One of the tasks I set myself for was to get my barcode generation library (prison. you know. being behind bars.) ready for release. A bit of api cleanup, including some future proofing, was done, and all users adapted. Hopefully it will be released as part of the next KDE Frameworks release.

R is for Reviewing code

When signing up for the sprint, one has to declare a couple of tasks to work on. One of the things I put myself up to was reviewing David Faure’s code changes. First, he is very productive, and second, he often gets into creating patches in code areas where many other contributors are scared to look. So someone has to do it, and code never scared me.

R is for Running

I planned on going running along the river monday, wednesday and friday. Fortunately that happened, but due to Switzerland having a bit more ups and downs than flat Denmark, it didn’t go that fast.

R is for Random bugfixing

When in the hacking mood surrounded by great developers, it is very easy to just fix minor bugs when you encounter them. There is likely someone around who knows the code in question. Or you are just in the mood to actually fix it, rather than living with a missing clock applet or a corner case crash.

R is for Rubber ducking

I am a brilliant person sized rubber duck. And I did get the opportunity to show off my skills a couple of times, as well as using some of the other people for that.

R is for Raising money

These sprints in Randa is only possible because of all the nice donations from people and companies around the world.
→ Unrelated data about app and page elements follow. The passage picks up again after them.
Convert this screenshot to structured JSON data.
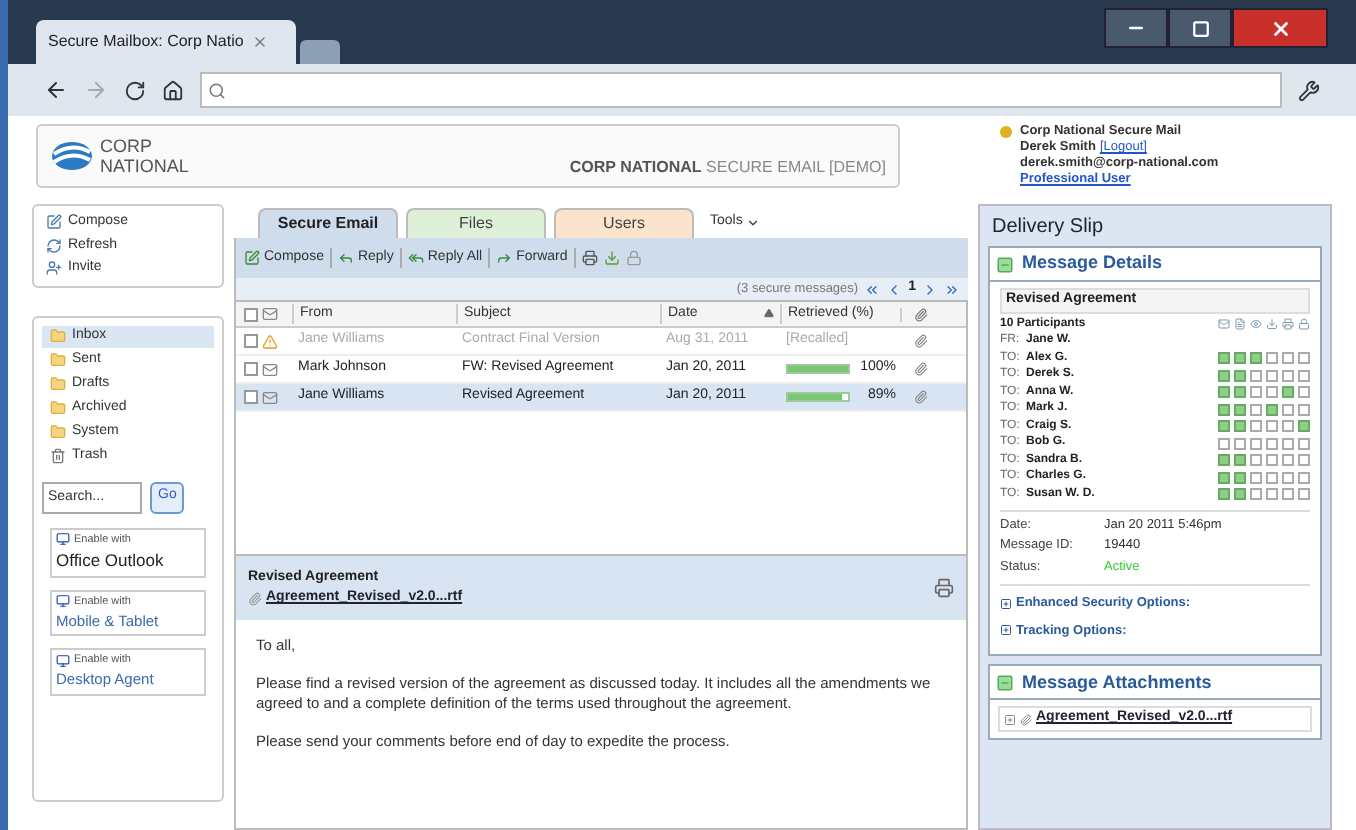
{
  "browser": {
    "tab_title": "Secure Mailbox: Corp Natio"
  },
  "header": {
    "logo_line1": "CORP",
    "logo_line2": "NATIONAL",
    "product_bold": "CORP NATIONAL",
    "product_rest": "SECURE EMAIL [DEMO]",
    "service": "Corp National Secure Mail",
    "user": "Derek Smith",
    "logout": "[Logout]",
    "email": "derek.smith@corp-national.com",
    "plan": "Professional User"
  },
  "actions": [
    {
      "label": "Compose"
    },
    {
      "label": "Refresh"
    },
    {
      "label": "Invite"
    }
  ],
  "folders": [
    {
      "label": "Inbox",
      "selected": true
    },
    {
      "label": "Sent",
      "selected": false
    },
    {
      "label": "Drafts",
      "selected": false
    },
    {
      "label": "Archived",
      "selected": false
    },
    {
      "label": "System",
      "selected": false
    },
    {
      "label": "Trash",
      "selected": false
    }
  ],
  "search": {
    "placeholder": "Search...",
    "button": "Go"
  },
  "enable_badges": [
    {
      "caption": "Enable with",
      "product": "Office Outlook"
    },
    {
      "caption": "Enable with",
      "product": "Mobile & Tablet"
    },
    {
      "caption": "Enable with",
      "product": "Desktop Agent"
    }
  ],
  "tabs": [
    {
      "label": "Secure Email",
      "selected": true
    },
    {
      "label": "Files",
      "selected": false
    },
    {
      "label": "Users",
      "selected": false
    }
  ],
  "tools_menu": "Tools",
  "toolbar": [
    "Compose",
    "Reply",
    "Reply All",
    "Forward"
  ],
  "pager": {
    "summary": "(3 secure messages)",
    "page": "1"
  },
  "table": {
    "select_all_checked": false,
    "columns": [
      "From",
      "Subject",
      "Date",
      "Retrieved (%)"
    ],
    "rows": [
      {
        "from": "Jane Williams",
        "subject": "Contract Final Version",
        "date": "Aug 31, 2011",
        "kind": "recalled",
        "retrieved": "[Recalled]",
        "checked": false,
        "selected": false
      },
      {
        "from": "Mark Johnson",
        "subject": "FW: Revised Agreement",
        "date": "Jan 20, 2011",
        "kind": "progress",
        "level": 1,
        "retrieved": "100%",
        "checked": false,
        "selected": false
      },
      {
        "from": "Jane Williams",
        "subject": "Revised Agreement",
        "date": "Jan 20, 2011",
        "kind": "progress",
        "level": 0.89,
        "retrieved": "89%",
        "checked": false,
        "selected": true
      }
    ]
  },
  "preview": {
    "subject": "Revised Agreement",
    "attachment": "Agreement_Revised_v2.0...rtf",
    "paragraphs": [
      "To all,",
      "Please find a revised version of the agreement as discussed today. It includes all the amendments we agreed to and a complete definition of the terms used throughout the agreement.",
      "Please send your comments before end of day to expedite the process."
    ]
  },
  "delivery_slip": {
    "title": "Delivery Slip",
    "details_title": "Message Details",
    "subject": "Revised Agreement",
    "participants_count": "10 Participants",
    "participants": [
      {
        "role": "FR:",
        "name": "Jane W."
      },
      {
        "role": "TO:",
        "name": "Alex G.",
        "checks": [
          true,
          true,
          true,
          false,
          false,
          false
        ]
      },
      {
        "role": "TO:",
        "name": "Derek S.",
        "checks": [
          true,
          true,
          false,
          false,
          false,
          false
        ]
      },
      {
        "role": "TO:",
        "name": "Anna W.",
        "checks": [
          true,
          true,
          false,
          false,
          true,
          false
        ]
      },
      {
        "role": "TO:",
        "name": "Mark J.",
        "checks": [
          true,
          true,
          false,
          true,
          false,
          false
        ]
      },
      {
        "role": "TO:",
        "name": "Craig S.",
        "checks": [
          true,
          true,
          false,
          false,
          false,
          true
        ]
      },
      {
        "role": "TO:",
        "name": "Bob G.",
        "checks": [
          false,
          false,
          false,
          false,
          false,
          false
        ]
      },
      {
        "role": "TO:",
        "name": "Sandra B.",
        "checks": [
          true,
          true,
          false,
          false,
          false,
          false
        ]
      },
      {
        "role": "TO:",
        "name": "Charles G.",
        "checks": [
          true,
          true,
          false,
          false,
          false,
          false
        ]
      },
      {
        "role": "TO:",
        "name": "Susan W. D.",
        "checks": [
          true,
          true,
          false,
          false,
          false,
          false
        ]
      }
    ],
    "fields": [
      {
        "label": "Date:",
        "value": "Jan 20 2011 5:46pm",
        "kind": "plain"
      },
      {
        "label": "Message ID:",
        "value": "19440",
        "kind": "plain"
      },
      {
        "label": "Status:",
        "value": "Active",
        "kind": "status"
      }
    ],
    "options": [
      {
        "label": "Enhanced Security Options:",
        "expanded": false
      },
      {
        "label": "Tracking Options:",
        "expanded": false
      }
    ],
    "attachments_title": "Message Attachments",
    "attachments": [
      {
        "name": "Agreement_Revised_v2.0...rtf",
        "expanded": false
      }
    ]
  }
}
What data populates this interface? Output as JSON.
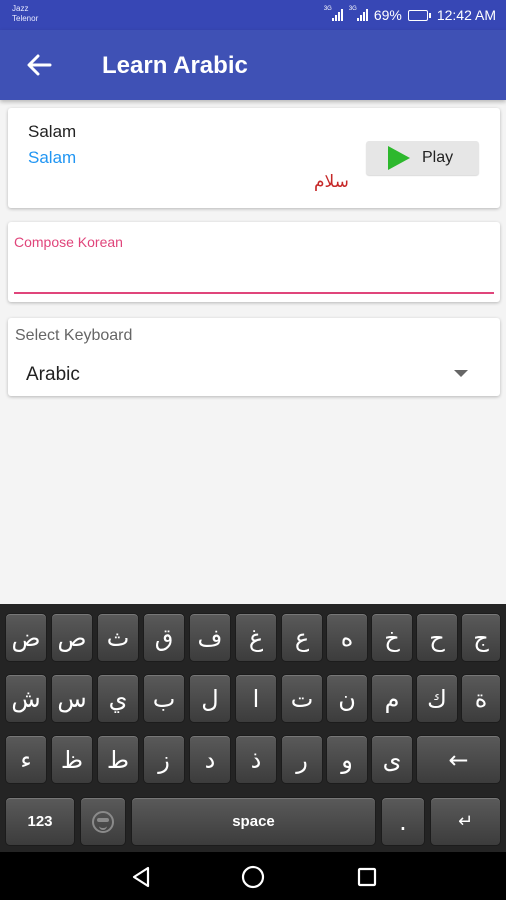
{
  "status_bar": {
    "carrier1": "Jazz",
    "carrier2": "Telenor",
    "sig1_tag": "3G",
    "sig2_tag": "3G",
    "battery": "69%",
    "battery_level": 0.69,
    "time": "12:42 AM"
  },
  "app_bar": {
    "back_icon": "arrow-back-icon",
    "title": "Learn Arabic"
  },
  "word_card": {
    "english": "Salam",
    "transliteration": "Salam",
    "arabic": "سلام",
    "play_label": "Play",
    "play_icon": "play-triangle-icon",
    "play_color": "#2db82d"
  },
  "compose": {
    "label": "Compose Korean",
    "value": "",
    "accent": "#e0457b"
  },
  "keyboard_select": {
    "label": "Select Keyboard",
    "value": "Arabic"
  },
  "keyboard": {
    "row1": [
      "ض",
      "ص",
      "ث",
      "ق",
      "ف",
      "غ",
      "ع",
      "ه",
      "خ",
      "ح",
      "ج"
    ],
    "row2": [
      "ش",
      "س",
      "ي",
      "ب",
      "ل",
      "ا",
      "ت",
      "ن",
      "م",
      "ك",
      "ة"
    ],
    "row3": [
      "ء",
      "ظ",
      "ط",
      "ز",
      "د",
      "ذ",
      "ر",
      "و",
      "ى"
    ],
    "backspace": "←",
    "numbers": "123",
    "emoji_icon": "emoji-icon",
    "space": "space",
    "period": ".",
    "enter": "↵"
  },
  "nav_bar": {
    "back_icon": "triangle-back-icon",
    "home_icon": "circle-home-icon",
    "recent_icon": "square-recent-icon"
  }
}
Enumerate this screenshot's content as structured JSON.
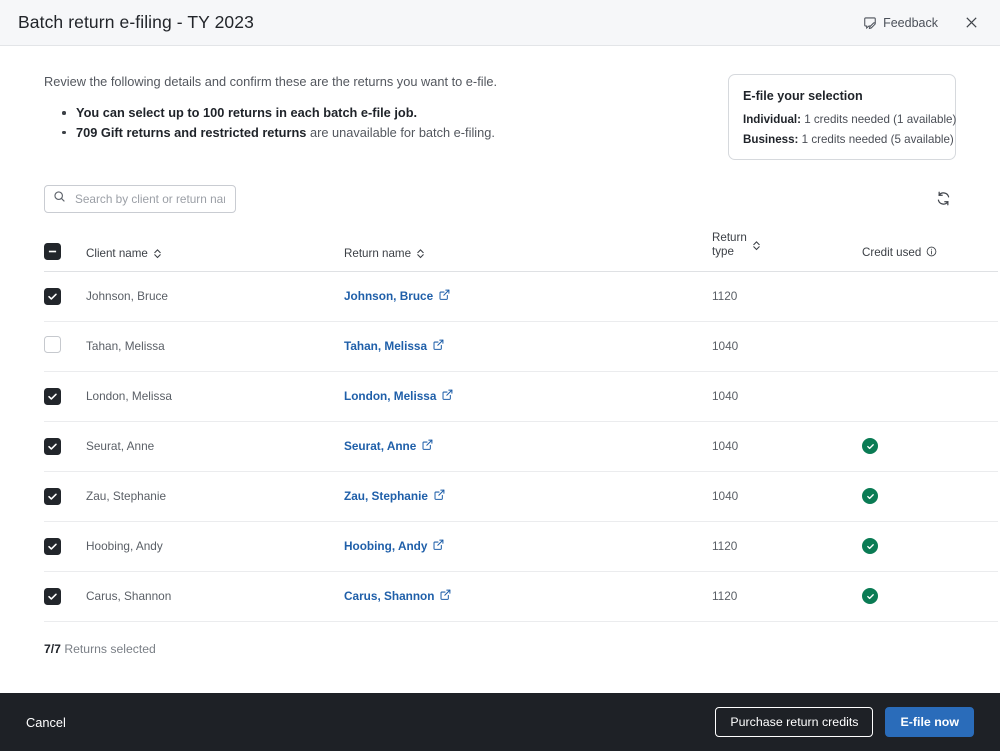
{
  "window": {
    "title": "Batch return e-filing - TY 2023",
    "feedback_label": "Feedback",
    "feedback_icon": "feedback-pencil-icon",
    "close_icon": "close-icon"
  },
  "intro": {
    "text": "Review the following details and confirm these are the returns you want to e-file.",
    "bullets": [
      {
        "bold": "You can select up to 100 returns in each batch e-file job.",
        "rest": ""
      },
      {
        "bold": "709 Gift returns and restricted returns",
        "rest": " are unavailable for batch e-filing."
      }
    ]
  },
  "info_card": {
    "title": "E-file your selection",
    "rows": [
      {
        "label": "Individual:",
        "value": "1 credits needed",
        "available": "(1 available)"
      },
      {
        "label": "Business:",
        "value": "1 credits needed",
        "available": "(5 available)"
      }
    ]
  },
  "search": {
    "placeholder": "Search by client or return name",
    "value": "",
    "icon": "search-icon"
  },
  "refresh": {
    "icon": "refresh-icon"
  },
  "table": {
    "select_all_state": "indeterminate",
    "columns": {
      "client": "Client name",
      "return": "Return name",
      "type_line1": "Return",
      "type_line2": "type",
      "credit": "Credit used"
    },
    "rows": [
      {
        "selected": true,
        "client": "Johnson, Bruce",
        "return_name": "Johnson, Bruce",
        "return_type": "1120",
        "credit_used": false
      },
      {
        "selected": false,
        "client": "Tahan, Melissa",
        "return_name": "Tahan, Melissa",
        "return_type": "1040",
        "credit_used": false
      },
      {
        "selected": true,
        "client": "London, Melissa",
        "return_name": "London, Melissa",
        "return_type": "1040",
        "credit_used": false
      },
      {
        "selected": true,
        "client": "Seurat, Anne",
        "return_name": "Seurat, Anne",
        "return_type": "1040",
        "credit_used": true
      },
      {
        "selected": true,
        "client": "Zau, Stephanie",
        "return_name": "Zau, Stephanie",
        "return_type": "1040",
        "credit_used": true
      },
      {
        "selected": true,
        "client": "Hoobing, Andy",
        "return_name": "Hoobing, Andy",
        "return_type": "1120",
        "credit_used": true
      },
      {
        "selected": true,
        "client": "Carus, Shannon",
        "return_name": "Carus, Shannon",
        "return_type": "1120",
        "credit_used": true
      }
    ]
  },
  "selection_summary": {
    "count": "7/7",
    "label": "Returns selected"
  },
  "footer": {
    "cancel_label": "Cancel",
    "purchase_label": "Purchase return credits",
    "efile_label": "E-file now"
  },
  "colors": {
    "primary_blue": "#2a6cba",
    "link_blue": "#1f5fa9",
    "success_green": "#0a7b54",
    "footer_dark": "#1e2126",
    "titlebar_bg": "#f6f7f9"
  }
}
The fundraiser is still running, and can be found at

Posted in debian, english, kde, qt

Randa day 0

Sitting on Lake Zurich and reflecting over things was a great way to get started. http://manifesta.org/2015/11/pavillon-of-reflections-for-zurich-in-2016/

After spending a bit of time in a train, I climbed part of a mountain together with Adriaan – up to the snow where I could throw a snowball at him. We also designed a couple of new frameworks on our climbing trip. Maybe they will be presented later.

Posted in english, kde

So close, but so far away

Posted in english, kde

Compilers and error messages

So. I typo’ed up some template code the other day. And once again I learned the importance of using several c++ compilers.

Here is a very reduced version of my code:

And let’s start with the compiler I was testing with first.

MSVC (2013 and 2015)

It is not completely clear from that error message what’s going on, so let’s try some other compilers:

GCC (4.9-5.3)

That’s pretty clear. More compilers:

Clang (3.3-3.7)

ICC (13)

(Yes. I mistyped the variable name used for decltype. Replacing the x with t makes it build).

Thanks to http://gcc.godbolt.org/ and http://webcompiler.cloudapp.net/ for testing with various compilers.

Posted in english, kde, qt

KDE at Qt World Summit

So. KDE has landed at Qt World Summit.


You can come and visit our booth and …

  • hear about our amazing Free Qt Addons (KDE Frameworks)
  • stories about our development tools
  • meet some of our developers
  • Talk about KDE in general
  • Or just say hi!

KDE – 19 years of Qt Experience.

Posted in english, kde, qt

I accidentally the Debian menu

So quite some time ago, I filed this. After some going back and forth, it lead to this. And finally we have a conclusion. It took only two years, but now we are there. Let’s continue make Debian rock.

Posted in debian, english

Debconf 2015 – 7

The other day, the main talk was “Lets encrypt”, today it was “Let’s reproduce”

Posted in debian, english